If you like sports, America is a great place to live. There’s some sort of game going on somewhere pretty much all the time. Football has kind of taken over Baseball as “America’s Pastime”, and I’m okay with that because I love them both. I always wanted to be a wide receiver, but I wasn’t allowed to play tackle football as a kid so that never panned out. I was determined to play basketball, but hurt my back so that never panned out. And as a kid I learned to hate baseball because I couldn’t hit the ball and my own team booed me when I was up to bat because I was the automatic out (I had eye problems and couldn’t see/judge the ball very well). I even threw the bat at an umpire once for making a bad call. One of the 2 times in my life my dad really really yelled at me.
Many of my students roll their eyes when I get talking about baseball. We have this fun, ongoing banter about which is more boring to watch–soccer or baseball. Most people agree that it’s soccer. For some reason, the rest of the world loves soccer. I’ve tried. Blah. Whether you’re a fan of soccer or baseball, I think both audiences can enjoy watching the sport the more they understand it. That may be the case for every sport (especially curling…I’m hooked by the way) but it’s especially true for these two extremely patient sports. (From here on out, I’m only talking baseball. Who cares about soccer, really?)

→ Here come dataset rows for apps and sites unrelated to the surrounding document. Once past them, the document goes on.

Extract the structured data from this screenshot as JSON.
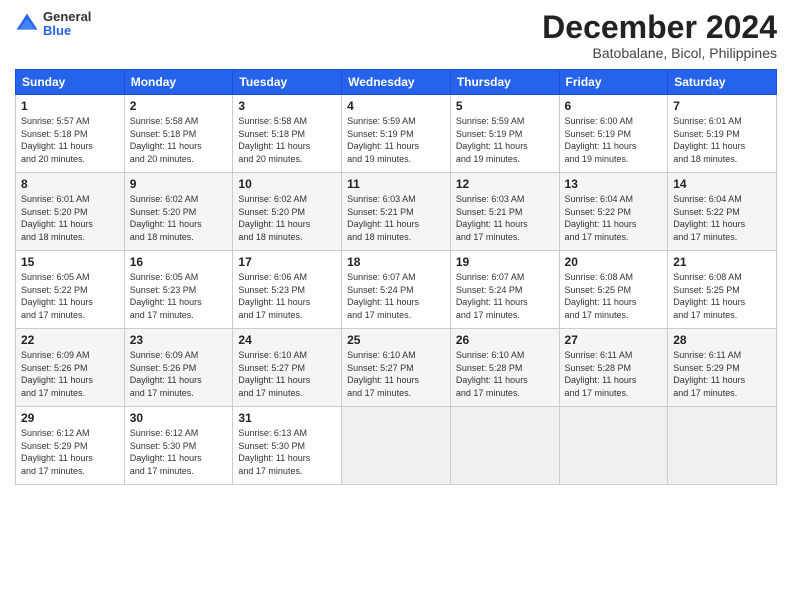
{
  "header": {
    "logo_general": "General",
    "logo_blue": "Blue",
    "month_title": "December 2024",
    "location": "Batobalane, Bicol, Philippines"
  },
  "weekdays": [
    "Sunday",
    "Monday",
    "Tuesday",
    "Wednesday",
    "Thursday",
    "Friday",
    "Saturday"
  ],
  "weeks": [
    [
      {
        "day": "1",
        "info": "Sunrise: 5:57 AM\nSunset: 5:18 PM\nDaylight: 11 hours\nand 20 minutes."
      },
      {
        "day": "2",
        "info": "Sunrise: 5:58 AM\nSunset: 5:18 PM\nDaylight: 11 hours\nand 20 minutes."
      },
      {
        "day": "3",
        "info": "Sunrise: 5:58 AM\nSunset: 5:18 PM\nDaylight: 11 hours\nand 20 minutes."
      },
      {
        "day": "4",
        "info": "Sunrise: 5:59 AM\nSunset: 5:19 PM\nDaylight: 11 hours\nand 19 minutes."
      },
      {
        "day": "5",
        "info": "Sunrise: 5:59 AM\nSunset: 5:19 PM\nDaylight: 11 hours\nand 19 minutes."
      },
      {
        "day": "6",
        "info": "Sunrise: 6:00 AM\nSunset: 5:19 PM\nDaylight: 11 hours\nand 19 minutes."
      },
      {
        "day": "7",
        "info": "Sunrise: 6:01 AM\nSunset: 5:19 PM\nDaylight: 11 hours\nand 18 minutes."
      }
    ],
    [
      {
        "day": "8",
        "info": "Sunrise: 6:01 AM\nSunset: 5:20 PM\nDaylight: 11 hours\nand 18 minutes."
      },
      {
        "day": "9",
        "info": "Sunrise: 6:02 AM\nSunset: 5:20 PM\nDaylight: 11 hours\nand 18 minutes."
      },
      {
        "day": "10",
        "info": "Sunrise: 6:02 AM\nSunset: 5:20 PM\nDaylight: 11 hours\nand 18 minutes."
      },
      {
        "day": "11",
        "info": "Sunrise: 6:03 AM\nSunset: 5:21 PM\nDaylight: 11 hours\nand 18 minutes."
      },
      {
        "day": "12",
        "info": "Sunrise: 6:03 AM\nSunset: 5:21 PM\nDaylight: 11 hours\nand 17 minutes."
      },
      {
        "day": "13",
        "info": "Sunrise: 6:04 AM\nSunset: 5:22 PM\nDaylight: 11 hours\nand 17 minutes."
      },
      {
        "day": "14",
        "info": "Sunrise: 6:04 AM\nSunset: 5:22 PM\nDaylight: 11 hours\nand 17 minutes."
      }
    ],
    [
      {
        "day": "15",
        "info": "Sunrise: 6:05 AM\nSunset: 5:22 PM\nDaylight: 11 hours\nand 17 minutes."
      },
      {
        "day": "16",
        "info": "Sunrise: 6:05 AM\nSunset: 5:23 PM\nDaylight: 11 hours\nand 17 minutes."
      },
      {
        "day": "17",
        "info": "Sunrise: 6:06 AM\nSunset: 5:23 PM\nDaylight: 11 hours\nand 17 minutes."
      },
      {
        "day": "18",
        "info": "Sunrise: 6:07 AM\nSunset: 5:24 PM\nDaylight: 11 hours\nand 17 minutes."
      },
      {
        "day": "19",
        "info": "Sunrise: 6:07 AM\nSunset: 5:24 PM\nDaylight: 11 hours\nand 17 minutes."
      },
      {
        "day": "20",
        "info": "Sunrise: 6:08 AM\nSunset: 5:25 PM\nDaylight: 11 hours\nand 17 minutes."
      },
      {
        "day": "21",
        "info": "Sunrise: 6:08 AM\nSunset: 5:25 PM\nDaylight: 11 hours\nand 17 minutes."
      }
    ],
    [
      {
        "day": "22",
        "info": "Sunrise: 6:09 AM\nSunset: 5:26 PM\nDaylight: 11 hours\nand 17 minutes."
      },
      {
        "day": "23",
        "info": "Sunrise: 6:09 AM\nSunset: 5:26 PM\nDaylight: 11 hours\nand 17 minutes."
      },
      {
        "day": "24",
        "info": "Sunrise: 6:10 AM\nSunset: 5:27 PM\nDaylight: 11 hours\nand 17 minutes."
      },
      {
        "day": "25",
        "info": "Sunrise: 6:10 AM\nSunset: 5:27 PM\nDaylight: 11 hours\nand 17 minutes."
      },
      {
        "day": "26",
        "info": "Sunrise: 6:10 AM\nSunset: 5:28 PM\nDaylight: 11 hours\nand 17 minutes."
      },
      {
        "day": "27",
        "info": "Sunrise: 6:11 AM\nSunset: 5:28 PM\nDaylight: 11 hours\nand 17 minutes."
      },
      {
        "day": "28",
        "info": "Sunrise: 6:11 AM\nSunset: 5:29 PM\nDaylight: 11 hours\nand 17 minutes."
      }
    ],
    [
      {
        "day": "29",
        "info": "Sunrise: 6:12 AM\nSunset: 5:29 PM\nDaylight: 11 hours\nand 17 minutes."
      },
      {
        "day": "30",
        "info": "Sunrise: 6:12 AM\nSunset: 5:30 PM\nDaylight: 11 hours\nand 17 minutes."
      },
      {
        "day": "31",
        "info": "Sunrise: 6:13 AM\nSunset: 5:30 PM\nDaylight: 11 hours\nand 17 minutes."
      },
      {
        "day": "",
        "info": ""
      },
      {
        "day": "",
        "info": ""
      },
      {
        "day": "",
        "info": ""
      },
      {
        "day": "",
        "info": ""
      }
    ]
  ]
}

Yes, baseball is a patient sport. It’s a chess match, where the manager has to choose which type of hitters should face the opposing pitcher, which pitcher should replace the starter and face the upcoming batters, infield and outfield shifts, etc. Patience doesn’t seem to be important in our society anymore, but it’s there if you look for it. Some of the best movies are patient–they take the time to develop and actually have depth to the story. Think Rear Window, Good Fellas, Meet Joe Black, Brazil. Often times these types of movies take a while to get into. I remember looking at the clock an hour into Good Fellas and thinking, “Oy, we’re not even half way.” The next thing I remember, the movie was over (no, I didn’t fall asleep this time) and I had a lot to think about. Patient movies. I like them.

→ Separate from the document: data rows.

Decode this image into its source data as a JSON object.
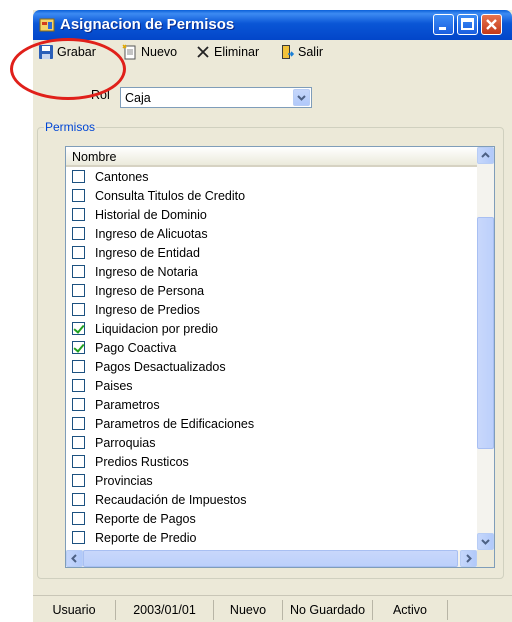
{
  "window": {
    "title": "Asignacion de Permisos",
    "controls": [
      "minimize-icon",
      "maximize-icon",
      "close-icon"
    ]
  },
  "toolbar": {
    "grabar": {
      "label": "Grabar",
      "icon": "save-icon"
    },
    "nuevo": {
      "label": "Nuevo",
      "icon": "new-document-icon"
    },
    "eliminar": {
      "label": "Eliminar",
      "icon": "delete-x-icon"
    },
    "salir": {
      "label": "Salir",
      "icon": "exit-door-icon"
    }
  },
  "rol": {
    "label": "Rol",
    "value": "Caja"
  },
  "permisos": {
    "group_label": "Permisos",
    "column_header": "Nombre",
    "items": [
      {
        "label": "Cantones",
        "checked": false
      },
      {
        "label": "Consulta Titulos de Credito",
        "checked": false
      },
      {
        "label": "Historial de Dominio",
        "checked": false
      },
      {
        "label": "Ingreso de Alicuotas",
        "checked": false
      },
      {
        "label": "Ingreso de Entidad",
        "checked": false
      },
      {
        "label": "Ingreso de Notaria",
        "checked": false
      },
      {
        "label": "Ingreso de Persona",
        "checked": false
      },
      {
        "label": "Ingreso de Predios",
        "checked": false
      },
      {
        "label": "Liquidacion por predio",
        "checked": true
      },
      {
        "label": "Pago Coactiva",
        "checked": true
      },
      {
        "label": "Pagos Desactualizados",
        "checked": false
      },
      {
        "label": "Paises",
        "checked": false
      },
      {
        "label": "Parametros",
        "checked": false
      },
      {
        "label": "Parametros de Edificaciones",
        "checked": false
      },
      {
        "label": "Parroquias",
        "checked": false
      },
      {
        "label": "Predios Rusticos",
        "checked": false
      },
      {
        "label": "Provincias",
        "checked": false
      },
      {
        "label": "Recaudación de Impuestos",
        "checked": false
      },
      {
        "label": "Reporte de Pagos",
        "checked": false
      },
      {
        "label": "Reporte de Predio",
        "checked": false
      }
    ]
  },
  "statusbar": {
    "usuario": "Usuario",
    "fecha": "2003/01/01",
    "modo": "Nuevo",
    "guardado": "No Guardado",
    "estado": "Activo"
  },
  "colors": {
    "titlebar": "#0a56d6",
    "annotation": "#e0201a",
    "group_label": "#0046d5"
  }
}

A few years ago, I scoffed at the notion that baseball was still America’s pastime. It’s not. But it’s a better representation of what American stands for than football…or what America used to stand for. In baseball, there’s a need for all sorts of skill sets–speed, power, throwing, catching, thinking, fielding, running. Not every baseball player has to be a muscular monster, nor does each have to be a fleet-footed flier. Baseball requires a field (or at least a little open space) and requires a team. Bad team-play and weak defense will most likely lead to losing the game. There are so many opportunities for education and work in the United States (despite our crumbling educational institutions) that people from all over the world can plug in and contribute. Baseball also allows for longevity as there are many many players in their late 30’s to early 40’s. For a professional sport, that’s kind of big deal.

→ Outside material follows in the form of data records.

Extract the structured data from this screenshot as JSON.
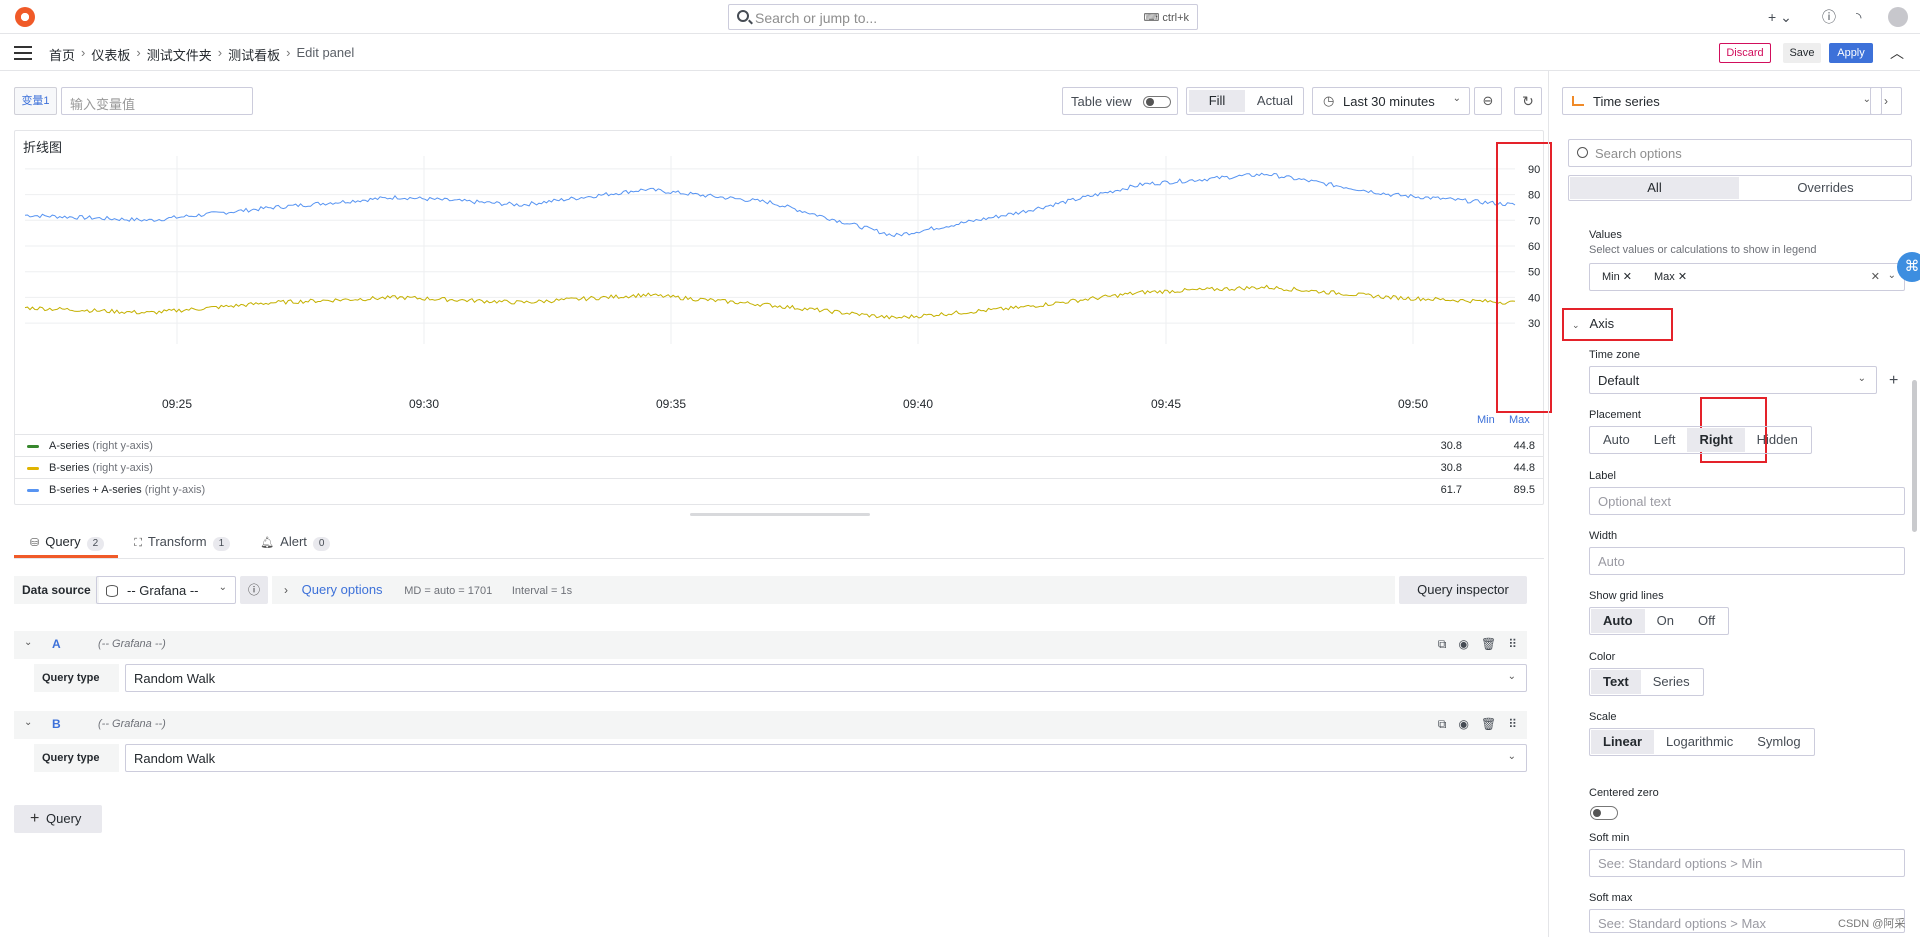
{
  "topbar": {
    "search_placeholder": "Search or jump to...",
    "search_shortcut": "⌨ ctrl+k",
    "icons": [
      "plus-icon",
      "help-icon",
      "rss-icon",
      "user-avatar"
    ]
  },
  "breadcrumbs": [
    "首页",
    "仪表板",
    "测试文件夹",
    "测试看板",
    "Edit panel"
  ],
  "actions": {
    "discard": "Discard",
    "save": "Save",
    "apply": "Apply"
  },
  "variables": {
    "label": "变量1",
    "placeholder": "输入变量值"
  },
  "toolbar": {
    "table_view": "Table view",
    "fill": "Fill",
    "actual": "Actual",
    "time_range": "Last 30 minutes"
  },
  "panel": {
    "title": "折线图",
    "x_ticks": [
      "09:25",
      "09:30",
      "09:35",
      "09:40",
      "09:45",
      "09:50"
    ],
    "y_ticks": [
      "90",
      "80",
      "70",
      "60",
      "50",
      "40",
      "30"
    ],
    "legend_headers": {
      "min": "Min",
      "max": "Max"
    },
    "legend": [
      {
        "name": "A-series",
        "axis": "(right y-axis)",
        "color": "#37872d",
        "min": "30.8",
        "max": "44.8"
      },
      {
        "name": "B-series",
        "axis": "(right y-axis)",
        "color": "#e0b400",
        "min": "30.8",
        "max": "44.8"
      },
      {
        "name": "B-series + A-series",
        "axis": "(right y-axis)",
        "color": "#5794f2",
        "min": "61.7",
        "max": "89.5"
      }
    ]
  },
  "chart_data": {
    "type": "line",
    "title": "折线图",
    "x": [
      "09:22",
      "09:25",
      "09:28",
      "09:30",
      "09:33",
      "09:35",
      "09:37",
      "09:40",
      "09:43",
      "09:45",
      "09:47",
      "09:50",
      "09:52"
    ],
    "series": [
      {
        "name": "B-series + A-series",
        "values": [
          72,
          70,
          75,
          79,
          76,
          82,
          77,
          64,
          73,
          84,
          88,
          80,
          76
        ]
      },
      {
        "name": "B-series",
        "values": [
          36,
          34,
          38,
          40,
          38,
          41,
          37,
          32,
          36,
          42,
          44,
          40,
          38
        ]
      }
    ],
    "ylim": [
      25,
      95
    ],
    "y_axis_placement": "right",
    "grid": true,
    "legend": "bottom"
  },
  "query_tabs": [
    {
      "label": "Query",
      "count": "2",
      "icon": "database-icon"
    },
    {
      "label": "Transform",
      "count": "1",
      "icon": "transform-icon"
    },
    {
      "label": "Alert",
      "count": "0",
      "icon": "bell-icon"
    }
  ],
  "query_row": {
    "ds_label": "Data source",
    "ds_value": "-- Grafana --",
    "options_title": "Query options",
    "md": "MD = auto = 1701",
    "interval": "Interval = 1s",
    "inspector": "Query inspector"
  },
  "queries": [
    {
      "ref": "A",
      "ds": "(-- Grafana --)",
      "type_label": "Query type",
      "type_value": "Random Walk"
    },
    {
      "ref": "B",
      "ds": "(-- Grafana --)",
      "type_label": "Query type",
      "type_value": "Random Walk"
    }
  ],
  "add_query": "Query",
  "options_pane": {
    "viz": "Time series",
    "search_placeholder": "Search options",
    "tabs": [
      "All",
      "Overrides"
    ],
    "values_label": "Values",
    "values_desc": "Select values or calculations to show in legend",
    "values_chips": [
      "Min",
      "Max"
    ],
    "axis_title": "Axis",
    "timezone_label": "Time zone",
    "timezone_value": "Default",
    "placement_label": "Placement",
    "placement_options": [
      "Auto",
      "Left",
      "Right",
      "Hidden"
    ],
    "placement_selected": "Right",
    "label_label": "Label",
    "label_placeholder": "Optional text",
    "width_label": "Width",
    "width_placeholder": "Auto",
    "grid_label": "Show grid lines",
    "grid_options": [
      "Auto",
      "On",
      "Off"
    ],
    "color_label": "Color",
    "color_options": [
      "Text",
      "Series"
    ],
    "scale_label": "Scale",
    "scale_options": [
      "Linear",
      "Logarithmic",
      "Symlog"
    ],
    "centered_zero_label": "Centered zero",
    "soft_min_label": "Soft min",
    "soft_min_placeholder": "See: Standard options > Min",
    "soft_max_label": "Soft max",
    "soft_max_placeholder": "See: Standard options > Max"
  },
  "watermark": "CSDN @阿采"
}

Unfortunately, baseball just isn’t as popular as it used to be. You have to wait for that amazing play (i.e. Dexter Fowler’s catch to save a no-hitter, the first in Rockies history!), that home run, that stolen base, that huge strike out. Football provides much more instant gratification, with the violent hit possible on every play. Don’t get me wrong, I love football, but you don’t have to be very patient to watch it. I wonder if there’s a correlation between poetry and baseball. Poetry demands patience, and when you can’t figure it out, a team! The more a reader understands the more value he/she can find in poetry. Statistics show that poetry is read by less than 8% of the population. Poetry ain’t popular in our greater culture.
I think we can call it the Steroid Era of Poetry. There is only so much poetry pie to go around (in terms of recognition, acknowledgment, accolades, and jobs) and, according to some, there are over 50,000 Americans scrapping for their crumb. In order to get noticed then, one must do little juicing–blog, critique, interview, get a degree, etc. I’m not sure the majority of those 50,000 swing a heavy bat (in terms of poetry), and it’s almost too much to sift through. Poets create good conversations, but often times it isn’t about poetry, it’s about status. Eventually, some cosmic poetic umpire is going to call a balk and the whole things will come caving in. What then? Will there be anyone to stand up amongst the rubble?